  •  Accepted: 29 September 2015
  •  Published: 31 January 2016

Abstract

Implementation of safe motherhood programs in sub-Saharan African nations requires recognition of signs of potential emergency obstetric cases to facilitate immediate care seeking and urgent medical intervention. This questionnaire-based survey aimed to describe the perception of obstetric danger signs among women of reproductive age, living on the Atlantic coastline of rural Lagos. This cross-sectional, descriptive study took place in two non-congruent communities of Lagos State, Nigeria, between October 2012 and March 2013. Epi Info 7 was used to calculate sample size for the projected population in each community. Statistical analysis was carried out using STATA 13 software. A total of 829 females (20% single, 80% married) participated in the study. Among these, about 76 and 79% disagreed that bleeding and high blood pressure were obstetric danger signs, respectively. Multivariate analysis showed a positive and significant association between awareness of bleeding as obstetric danger sign as the dependent variable and both knowledge of antenatal care (t=6.53, p=0.000) and knowing a woman who died in pregnancy (t=3.34, p=0.001) as independent variables. Rural women on Atlantic Ocean coastline of Lagos had low perception of obstetric danger signs indicating promotion of acceptable maternal health in this environment.
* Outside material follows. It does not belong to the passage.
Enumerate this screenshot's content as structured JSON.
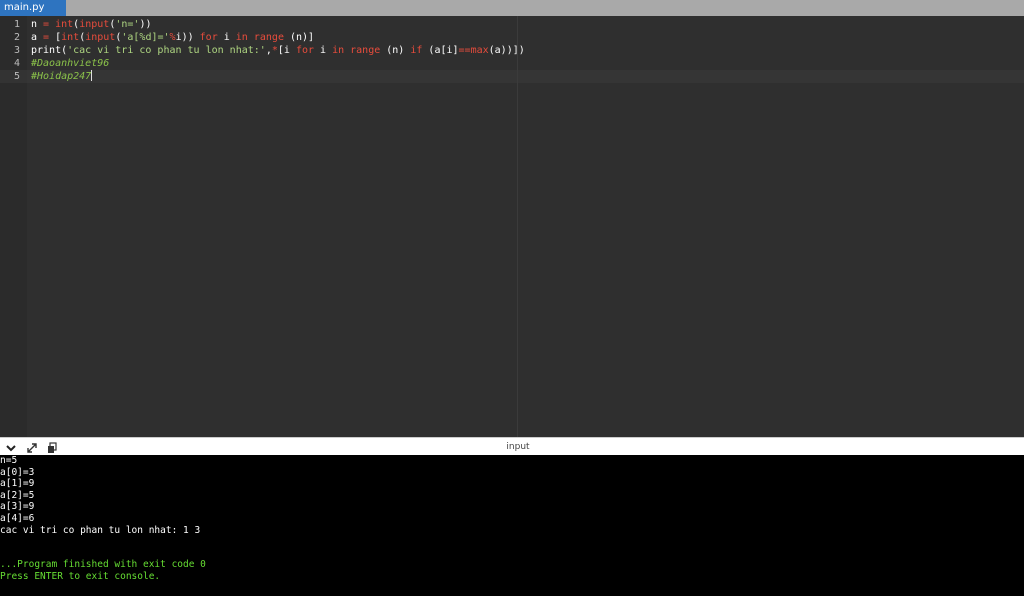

Key words: Perception, danger signs, obstetrics, reproductive age, Atlantic ocean coastline, rural.